It’s funny. One week, newly elected MA Senator Scott Brown got a heroes welcome at CPAC, as he introduced Mitt Romney. A week later, he’s getting jeered by many of those same conservatives for voting to allow a vote on a jobs bill. Such is the burden of being a squishy moderate. Speaking as someone who comes from one of them bluer than blue states – where most people aren’t as conservatives as they should be – everyone needs to calm the hell down.
Most of the national support for Brown was to be the 41st vote to block ObamaCare, which he is. But at the end of the day, he’s still a Senator from Massachusetts. He has constituents that he has to answer to more than he does the rest of us on the Internets, and while he’s probably going to vote with us a good 80% of the time, there will be times he strays from the collective. Heaven forbid Obama gets to appoint another Supreme Court Justice, don’t hold your breath on a filibuster.

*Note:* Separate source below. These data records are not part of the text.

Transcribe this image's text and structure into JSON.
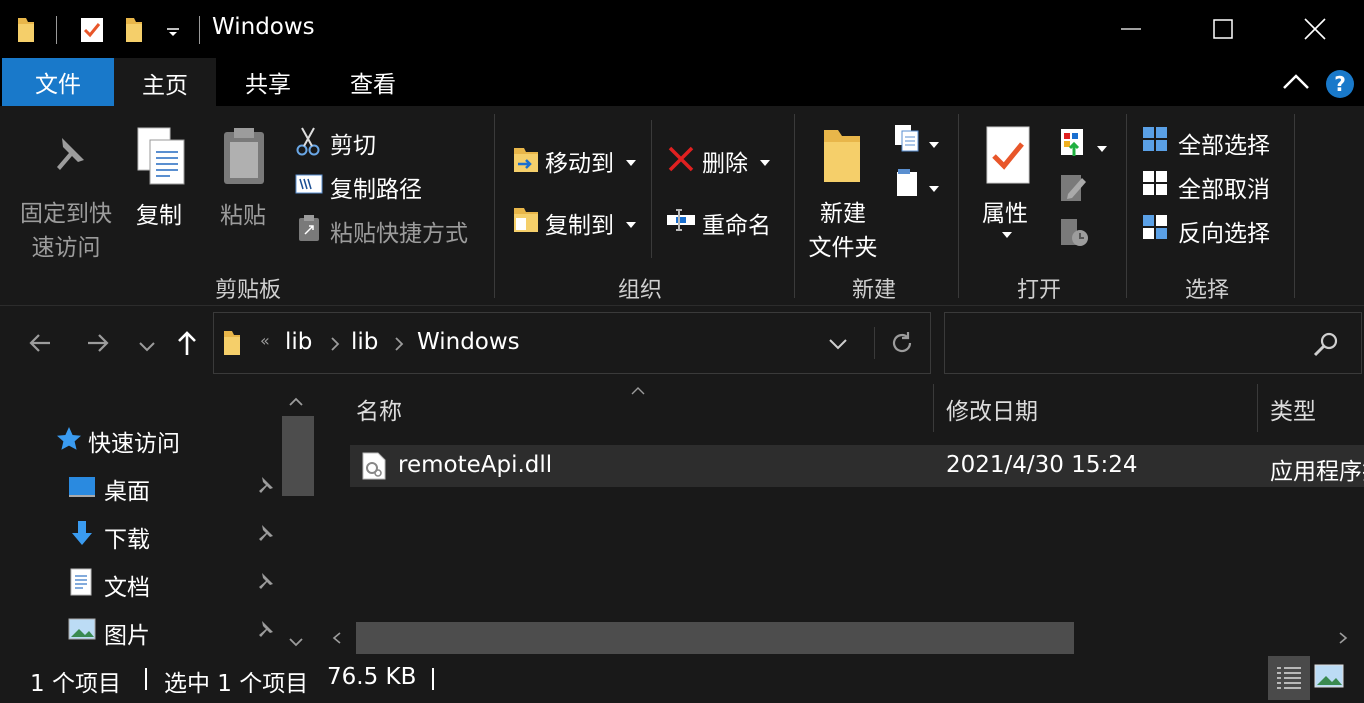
{
  "window": {
    "title": "Windows"
  },
  "tabs": {
    "file": "文件",
    "home": "主页",
    "share": "共享",
    "view": "查看"
  },
  "ribbon": {
    "clipboard": {
      "pin": "固定到快",
      "pin2": "速访问",
      "copy": "复制",
      "paste": "粘贴",
      "cut": "剪切",
      "copy_path": "复制路径",
      "paste_shortcut": "粘贴快捷方式",
      "label": "剪贴板"
    },
    "organize": {
      "move_to": "移动到",
      "copy_to": "复制到",
      "delete": "删除",
      "rename": "重命名",
      "label": "组织"
    },
    "new": {
      "new_folder": "新建",
      "new_folder2": "文件夹",
      "label": "新建"
    },
    "open": {
      "properties": "属性",
      "label": "打开"
    },
    "select": {
      "select_all": "全部选择",
      "select_none": "全部取消",
      "invert": "反向选择",
      "label": "选择"
    }
  },
  "address": {
    "crumbs": [
      "lib",
      "lib",
      "Windows"
    ],
    "overflow": "«"
  },
  "nav": {
    "quick_access": "快速访问",
    "items": [
      {
        "label": "桌面"
      },
      {
        "label": "下载"
      },
      {
        "label": "文档"
      },
      {
        "label": "图片"
      }
    ]
  },
  "columns": {
    "name": "名称",
    "modified": "修改日期",
    "type": "类型"
  },
  "files": [
    {
      "name": "remoteApi.dll",
      "modified": "2021/4/30 15:24",
      "type": "应用程序扩"
    }
  ],
  "status": {
    "count": "1 个项目",
    "selected": "选中 1 个项目",
    "size": "76.5 KB"
  },
  "colors": {
    "accent": "#1979ca",
    "ribbon_bg": "#191919",
    "window_bg": "#000000"
  }
}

There’s also a risk we run in demanding purity. Other than the fact that conservatives are supposed to believe in leaving things to the states, which you would assume would include who they elect to represent them (with some exceptions), we also risk losing seats in states like Massachusetts and here in New York…which is how we got into this mess in the first place. Senior JBdotC Red state, Blue state Correspondent Brett Josphe arranges the words better than I do:

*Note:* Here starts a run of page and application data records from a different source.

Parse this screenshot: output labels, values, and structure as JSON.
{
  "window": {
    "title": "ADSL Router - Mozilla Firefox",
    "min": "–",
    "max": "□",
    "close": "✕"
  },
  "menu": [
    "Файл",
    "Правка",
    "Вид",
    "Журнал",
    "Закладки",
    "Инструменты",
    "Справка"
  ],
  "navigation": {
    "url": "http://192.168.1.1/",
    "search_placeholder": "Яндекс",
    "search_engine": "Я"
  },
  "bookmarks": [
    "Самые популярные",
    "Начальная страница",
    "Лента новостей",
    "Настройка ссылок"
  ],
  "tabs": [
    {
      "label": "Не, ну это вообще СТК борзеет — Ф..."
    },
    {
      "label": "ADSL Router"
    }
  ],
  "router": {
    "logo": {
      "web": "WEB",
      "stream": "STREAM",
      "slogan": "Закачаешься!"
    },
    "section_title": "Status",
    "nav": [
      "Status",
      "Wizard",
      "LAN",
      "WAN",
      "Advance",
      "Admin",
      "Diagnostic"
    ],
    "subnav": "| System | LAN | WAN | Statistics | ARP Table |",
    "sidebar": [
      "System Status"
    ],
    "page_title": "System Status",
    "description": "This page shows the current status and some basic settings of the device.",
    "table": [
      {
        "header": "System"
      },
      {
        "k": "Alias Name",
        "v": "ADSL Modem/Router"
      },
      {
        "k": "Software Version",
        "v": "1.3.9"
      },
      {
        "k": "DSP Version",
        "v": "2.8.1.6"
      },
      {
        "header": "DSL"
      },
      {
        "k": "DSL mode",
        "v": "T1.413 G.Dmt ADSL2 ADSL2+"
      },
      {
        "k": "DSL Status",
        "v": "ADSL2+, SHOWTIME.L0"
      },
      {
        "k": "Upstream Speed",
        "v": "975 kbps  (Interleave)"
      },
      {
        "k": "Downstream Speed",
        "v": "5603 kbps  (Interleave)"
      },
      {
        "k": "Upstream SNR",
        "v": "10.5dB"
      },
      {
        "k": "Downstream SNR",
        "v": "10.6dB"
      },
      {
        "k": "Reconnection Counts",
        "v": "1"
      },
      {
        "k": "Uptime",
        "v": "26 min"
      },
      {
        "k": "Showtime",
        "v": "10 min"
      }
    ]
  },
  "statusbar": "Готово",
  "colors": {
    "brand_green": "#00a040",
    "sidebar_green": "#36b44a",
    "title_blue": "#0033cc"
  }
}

As a conservative Republican, I can only hope that those tempted to demand ideological purity from everyone in our Party will proceed with caution. Yes, America is a center-right nation. Yes, conservatives are the largest self-identifying ideological group in the country. However, the conventional political wisdom permeating conservative circles seems destined to lead the movement and Republicans astray.

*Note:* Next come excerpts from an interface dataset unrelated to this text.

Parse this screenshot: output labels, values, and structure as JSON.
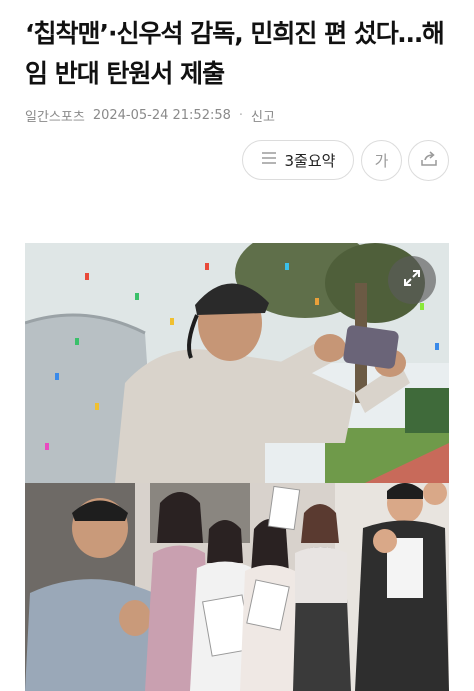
{
  "article": {
    "headline": "‘칩착맨’·신우석 감독, 민희진 편 섰다…해임 반대 탄원서 제출",
    "source": "일간스포츠",
    "timestamp": "2024-05-24 21:52:58",
    "report_label": "신고"
  },
  "toolbar": {
    "summary_label": "3줄요약",
    "font_label": "가",
    "icons": [
      "summary-lines-icon",
      "share-icon",
      "expand-icon"
    ]
  },
  "colors": {
    "headline": "#111111",
    "meta": "#8a8a8a",
    "border": "#dcdcdc"
  }
}
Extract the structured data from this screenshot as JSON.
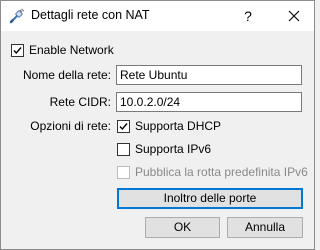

America is not an ideological land. It is filled with men and women whose biggest concerns involve their families, their jobs, their bills and their ambitions for a better life. They are far more concerned with high unemployment right now than with maintaining conservative principles. That doesn’t excuse wild, irresponsible spending or the complete abandonment of fundamental principles, but it certainly warrants consideration of a politician’s circumstances and the needs of his constituency.
The respective ideological bases may have great sway over the candidates that Democrats and Republicans produce, but it is still the Center–the Independents–who actually determine who gets elected, at least at the presidential level.
Read the whole article, and give Scott Brown a break. We’re lucky to have won the Kennedy seat in the first place.